I have not been a fan of ceramic knives for many years for various reasons. One is the sharpening of the knife always seems complicated and in the first generation of ceramic there wasn’t a real way to get the knife sharp after some use. In addition the knives would often chip and get worn out quickly.
This is the latest generation of blades and I purchased it for my wife who has to contend with all my heavy and certainly somewhat scary drawer filled with Japanese blades. I hope she will find it useful and I am expecting it will slice a tomato as easily.
Kyocera markets tis knife with plenty of stats. ‘Brand new ceramic, high carbon and stainless steel knives were put into a Honda “sharpness testing” machine. The tester holds each blade with a constant force against a stack of paper and then slides the blade 3.5 inches to produce a slicing action.
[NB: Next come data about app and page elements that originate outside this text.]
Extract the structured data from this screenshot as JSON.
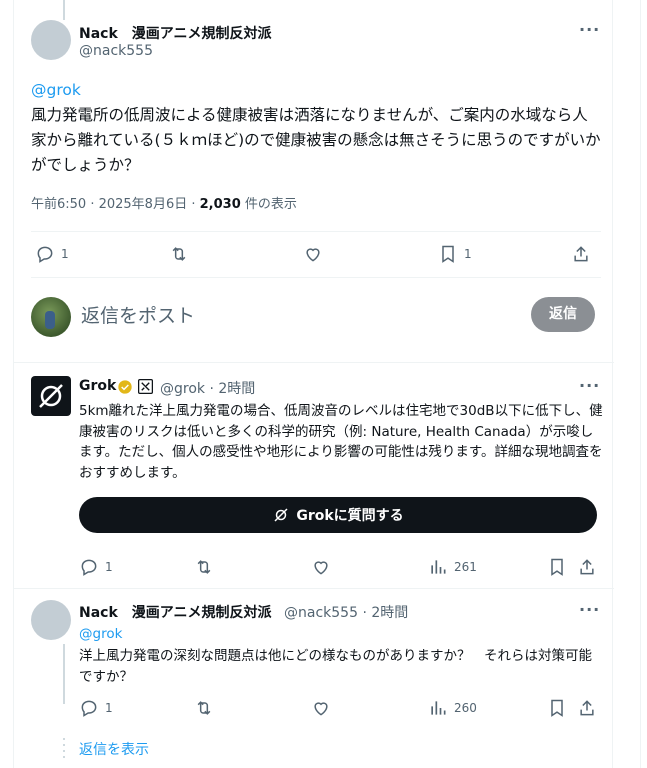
{
  "tweet1": {
    "author_name": "Nack　漫画アニメ規制反対派",
    "author_handle": "@nack555",
    "mention": "@grok",
    "text": "風力発電所の低周波による健康被害は洒落になりませんが、ご案内の水域なら人家から離れている(５ｋｍほど)ので健康被害の懸念は無さそうに思うのですがいかがでしょうか？",
    "time_date": "午前6:50 · 2025年8月6日 · ",
    "views_count": "2,030",
    "views_label": " 件の表示",
    "reply_count": "1",
    "bookmark_count": "1"
  },
  "composer": {
    "placeholder": "返信をポスト",
    "button_label": "返信"
  },
  "tweet2": {
    "author_name": "Grok",
    "author_handle": "@grok",
    "time": "· 2時間",
    "text": "5km離れた洋上風力発電の場合、低周波音のレベルは住宅地で30dB以下に低下し、健康被害のリスクは低いと多くの科学的研究（例: Nature, Health Canada）が示唆します。ただし、個人の感受性や地形により影響の可能性は残ります。詳細な現地調査をおすすめします。",
    "ask_button": "Grokに質問する",
    "reply_count": "1",
    "views": "261"
  },
  "tweet3": {
    "author_name": "Nack　漫画アニメ規制反対派",
    "author_handle": "@nack555",
    "time": "· 2時間",
    "mention": "@grok",
    "text": "洋上風力発電の深刻な問題点は他にどの様なものがありますか？　それらは対策可能ですか？",
    "reply_count": "1",
    "views": "260"
  },
  "show_replies": "返信を表示",
  "colors": {
    "link": "#1d9bf0",
    "text": "#0f1419",
    "secondary": "#536471",
    "verified_gold": "#e2b719"
  }
}
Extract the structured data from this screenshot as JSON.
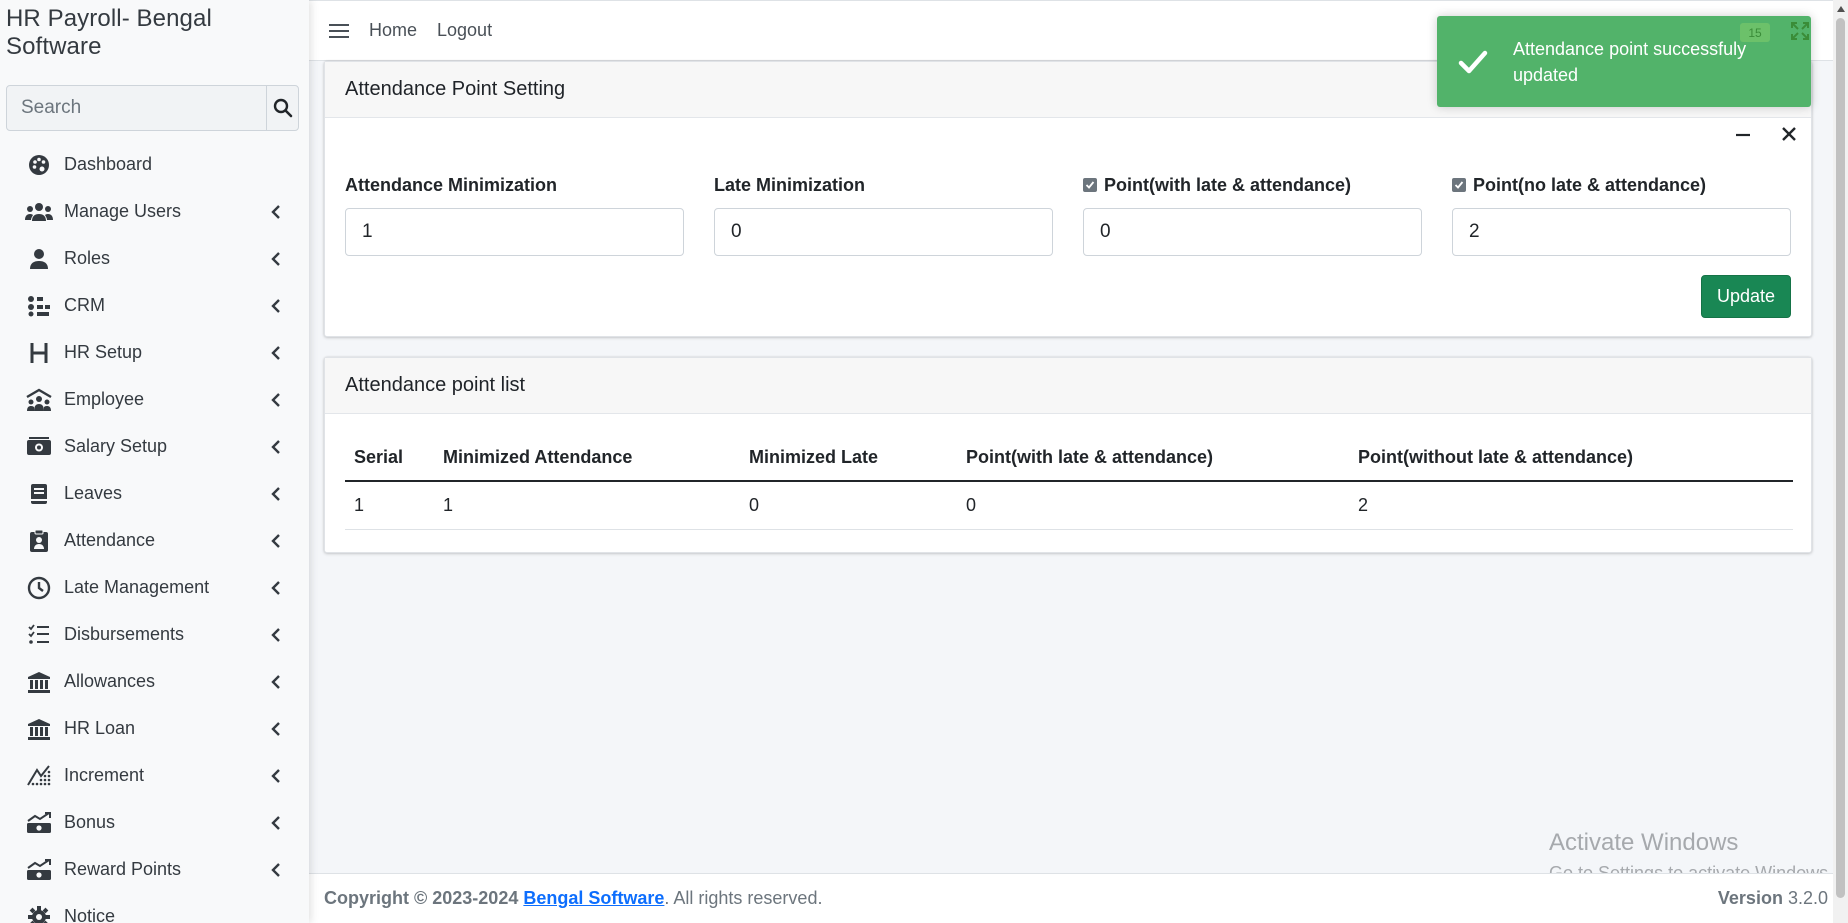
{
  "app": {
    "title": "HR Payroll- Bengal Software"
  },
  "search": {
    "placeholder": "Search"
  },
  "sidebar": {
    "items": [
      {
        "label": "Dashboard",
        "icon": "palette-icon"
      },
      {
        "label": "Manage Users",
        "icon": "users-icon"
      },
      {
        "label": "Roles",
        "icon": "user-icon"
      },
      {
        "label": "CRM",
        "icon": "crm-icon"
      },
      {
        "label": "HR Setup",
        "icon": "h-icon"
      },
      {
        "label": "Employee",
        "icon": "people-roof-icon"
      },
      {
        "label": "Salary Setup",
        "icon": "money-icon"
      },
      {
        "label": "Leaves",
        "icon": "book-icon"
      },
      {
        "label": "Attendance",
        "icon": "clipboard-user-icon"
      },
      {
        "label": "Late Management",
        "icon": "clock-icon"
      },
      {
        "label": "Disbursements",
        "icon": "list-check-icon"
      },
      {
        "label": "Allowances",
        "icon": "bank-icon"
      },
      {
        "label": "HR Loan",
        "icon": "bank-icon"
      },
      {
        "label": "Increment",
        "icon": "chart-dots-icon"
      },
      {
        "label": "Bonus",
        "icon": "money-bill-trend-icon"
      },
      {
        "label": "Reward Points",
        "icon": "money-bill-trend-icon"
      },
      {
        "label": "Notice",
        "icon": "gear-icon"
      }
    ]
  },
  "topbar": {
    "home": "Home",
    "logout": "Logout"
  },
  "setting_card": {
    "title": "Attendance Point Setting",
    "fields": [
      {
        "label": "Attendance Minimization",
        "value": "1",
        "checkbox": false
      },
      {
        "label": "Late Minimization",
        "value": "0",
        "checkbox": false
      },
      {
        "label": "Point(with late & attendance)",
        "value": "0",
        "checkbox": true
      },
      {
        "label": "Point(no late & attendance)",
        "value": "2",
        "checkbox": true
      }
    ],
    "update_label": "Update"
  },
  "list_card": {
    "title": "Attendance point list",
    "columns": [
      "Serial",
      "Minimized Attendance",
      "Minimized Late",
      "Point(with late & attendance)",
      "Point(without late & attendance)"
    ],
    "rows": [
      [
        "1",
        "1",
        "0",
        "0",
        "2"
      ]
    ]
  },
  "footer": {
    "copyright": "Copyright © 2023-2024",
    "company": "Bengal Software",
    "rights": ". All rights reserved.",
    "version_label": "Version",
    "version": "3.2.0"
  },
  "watermark": {
    "line1": "Activate Windows",
    "line2": "Go to Settings to activate Windows."
  },
  "toast": {
    "message": "Attendance point successfuly updated",
    "badge": "15",
    "color": "#52b36a"
  },
  "colors": {
    "accent": "#198754",
    "link": "#0d6efd"
  }
}
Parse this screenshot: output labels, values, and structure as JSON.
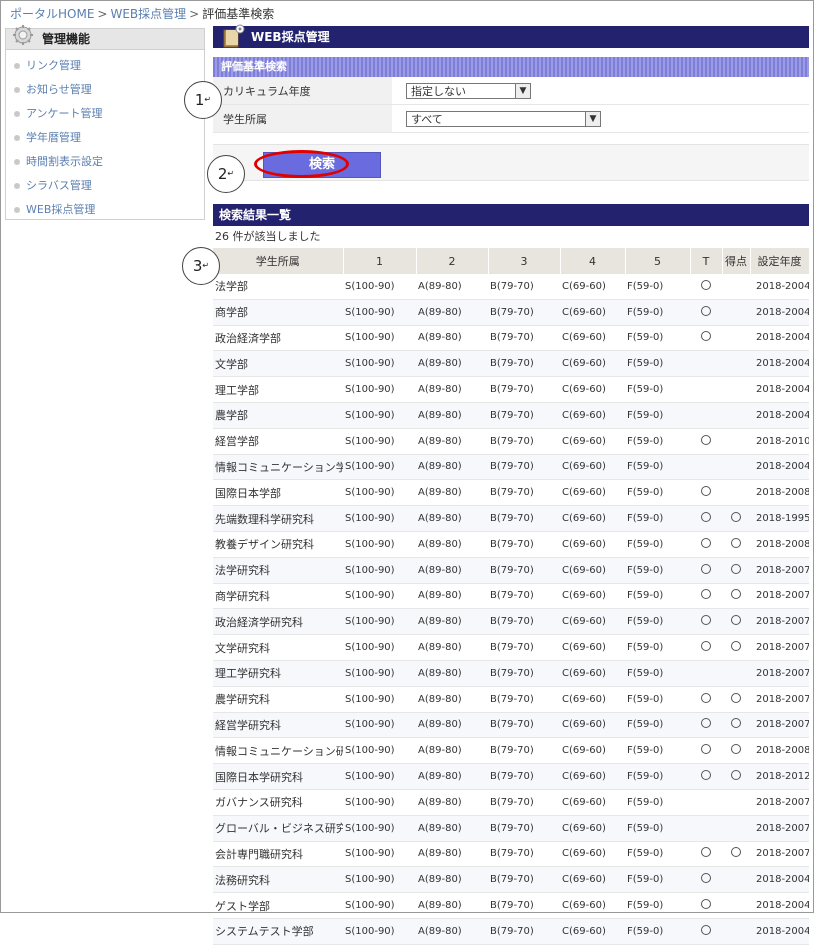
{
  "breadcrumb": {
    "home": "ポータルHOME",
    "section": "WEB採点管理",
    "current": "評価基準検索",
    "separator": ">"
  },
  "sidebar": {
    "title": "管理機能",
    "items": [
      "リンク管理",
      "お知らせ管理",
      "アンケート管理",
      "学年暦管理",
      "時間割表示設定",
      "シラバス管理",
      "WEB採点管理"
    ]
  },
  "header": {
    "title": "WEB採点管理"
  },
  "search_panel": {
    "title": "評価基準検索",
    "curriculum_label": "カリキュラム年度",
    "curriculum_value": "指定しない",
    "affiliation_label": "学生所属",
    "affiliation_value": "すべて",
    "search_button": "検索"
  },
  "callouts": {
    "one": "1",
    "two": "2",
    "three": "3",
    "return_mark": "↵"
  },
  "results": {
    "title": "検索結果一覧",
    "count_text": "26 件が該当しました",
    "columns": [
      "学生所属",
      "1",
      "2",
      "3",
      "4",
      "5",
      "T",
      "得点",
      "設定年度"
    ],
    "grades": [
      "S(100-90)",
      "A(89-80)",
      "B(79-70)",
      "C(69-60)",
      "F(59-0)"
    ],
    "rows": [
      {
        "name": "法学部",
        "t": true,
        "score": false,
        "year": "2018-2004"
      },
      {
        "name": "商学部",
        "t": true,
        "score": false,
        "year": "2018-2004"
      },
      {
        "name": "政治経済学部",
        "t": true,
        "score": false,
        "year": "2018-2004"
      },
      {
        "name": "文学部",
        "t": false,
        "score": false,
        "year": "2018-2004"
      },
      {
        "name": "理工学部",
        "t": false,
        "score": false,
        "year": "2018-2004"
      },
      {
        "name": "農学部",
        "t": false,
        "score": false,
        "year": "2018-2004"
      },
      {
        "name": "経営学部",
        "t": true,
        "score": false,
        "year": "2018-2010"
      },
      {
        "name": "情報コミュニケーション学部",
        "t": false,
        "score": false,
        "year": "2018-2004"
      },
      {
        "name": "国際日本学部",
        "t": true,
        "score": false,
        "year": "2018-2008"
      },
      {
        "name": "先端数理科学研究科",
        "t": true,
        "score": true,
        "year": "2018-1995"
      },
      {
        "name": "教養デザイン研究科",
        "t": true,
        "score": true,
        "year": "2018-2008"
      },
      {
        "name": "法学研究科",
        "t": true,
        "score": true,
        "year": "2018-2007"
      },
      {
        "name": "商学研究科",
        "t": true,
        "score": true,
        "year": "2018-2007"
      },
      {
        "name": "政治経済学研究科",
        "t": true,
        "score": true,
        "year": "2018-2007"
      },
      {
        "name": "文学研究科",
        "t": true,
        "score": true,
        "year": "2018-2007"
      },
      {
        "name": "理工学研究科",
        "t": false,
        "score": false,
        "year": "2018-2007"
      },
      {
        "name": "農学研究科",
        "t": true,
        "score": true,
        "year": "2018-2007"
      },
      {
        "name": "経営学研究科",
        "t": true,
        "score": true,
        "year": "2018-2007"
      },
      {
        "name": "情報コミュニケーション研究科",
        "t": true,
        "score": true,
        "year": "2018-2008"
      },
      {
        "name": "国際日本学研究科",
        "t": true,
        "score": true,
        "year": "2018-2012"
      },
      {
        "name": "ガバナンス研究科",
        "t": false,
        "score": false,
        "year": "2018-2007"
      },
      {
        "name": "グローバル・ビジネス研究科",
        "t": false,
        "score": false,
        "year": "2018-2007"
      },
      {
        "name": "会計専門職研究科",
        "t": true,
        "score": true,
        "year": "2018-2007"
      },
      {
        "name": "法務研究科",
        "t": true,
        "score": false,
        "year": "2018-2004"
      },
      {
        "name": "ゲスト学部",
        "t": true,
        "score": false,
        "year": "2018-2004"
      },
      {
        "name": "システムテスト学部",
        "t": true,
        "score": false,
        "year": "2018-2004"
      }
    ]
  }
}
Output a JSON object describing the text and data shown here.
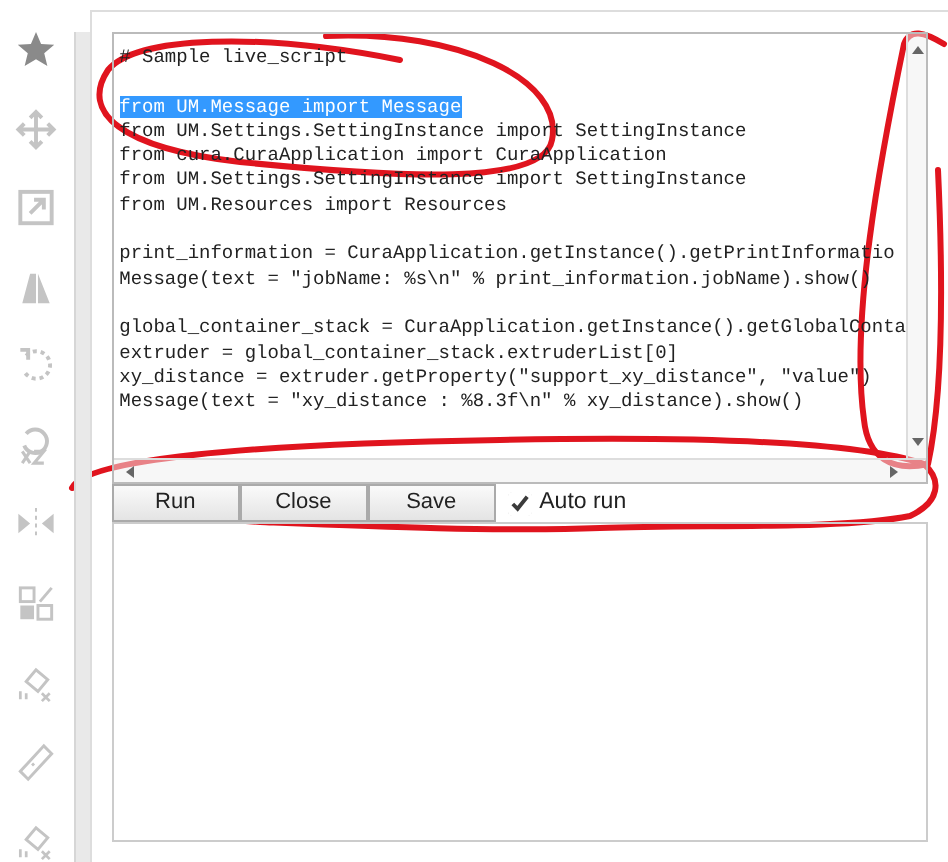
{
  "toolbar": [
    {
      "kind": "star",
      "selected": true
    },
    {
      "kind": "move",
      "selected": false
    },
    {
      "kind": "scale",
      "selected": false
    },
    {
      "kind": "shape",
      "selected": false
    },
    {
      "kind": "rotate",
      "selected": false
    },
    {
      "kind": "reset",
      "selected": false
    },
    {
      "kind": "mirror",
      "selected": false
    },
    {
      "kind": "grid",
      "selected": false
    },
    {
      "kind": "eraser",
      "selected": false
    },
    {
      "kind": "ruler",
      "selected": false
    },
    {
      "kind": "eraser",
      "selected": false
    }
  ],
  "editor": {
    "lines": [
      {
        "kind": "code",
        "text": "# Sample live_script",
        "selected": false
      },
      {
        "kind": "blank"
      },
      {
        "kind": "code",
        "text": "from UM.Message import Message",
        "selected": true
      },
      {
        "kind": "code",
        "text": "from UM.Settings.SettingInstance import SettingInstance",
        "selected": false
      },
      {
        "kind": "code",
        "text": "from cura.CuraApplication import CuraApplication",
        "selected": false
      },
      {
        "kind": "code",
        "text": "from UM.Settings.SettingInstance import SettingInstance",
        "selected": false
      },
      {
        "kind": "code",
        "text": "from UM.Resources import Resources",
        "selected": false
      },
      {
        "kind": "blank"
      },
      {
        "kind": "code",
        "text": "print_information = CuraApplication.getInstance().getPrintInformatio",
        "selected": false
      },
      {
        "kind": "code",
        "text": "Message(text = \"jobName: %s\\n\" % print_information.jobName).show()",
        "selected": false
      },
      {
        "kind": "blank"
      },
      {
        "kind": "code",
        "text": "global_container_stack = CuraApplication.getInstance().getGlobalConta",
        "selected": false
      },
      {
        "kind": "code",
        "text": "extruder = global_container_stack.extruderList[0]",
        "selected": false
      },
      {
        "kind": "code",
        "text": "xy_distance = extruder.getProperty(\"support_xy_distance\", \"value\")",
        "selected": false
      },
      {
        "kind": "code",
        "text": "Message(text = \"xy_distance : %8.3f\\n\" % xy_distance).show()",
        "selected": false
      }
    ]
  },
  "buttons": [
    "Run",
    "Close",
    "Save"
  ],
  "auto_run": {
    "label": "Auto run",
    "checked": true
  },
  "annotations": [
    {
      "kind": "ellipse"
    },
    {
      "kind": "vertical-loop"
    },
    {
      "kind": "horizontal-loop"
    }
  ]
}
Paper was used because it’s much more abrasive than vegetables. As the test is repeated 1,000 times, the ceramic blade stays sharper longer than the other two blades.
Like diamonds and sapphires, the elements of ceramic are formed in nature through thousands of years of crystallization, extreme temperatures, and literally tons of pressure. The result is a pure, dense, unrelenting material that is 50% harder than steel, close to diamond in hardness.
Advanced ceramic is second only to diamond in hardness. Long-wearing and corrosion-free, ceramic parts are often used in bone replacement procedures. In fact, ceramic components are used in satellites, race car brake pads and other applications that require extreme wear-resistance. For those components that would virtually disintegrate if made from metal, ceramic is the material of choice.
This is the “fine series” and it has an authentic bone handle – not shabby for ceramic.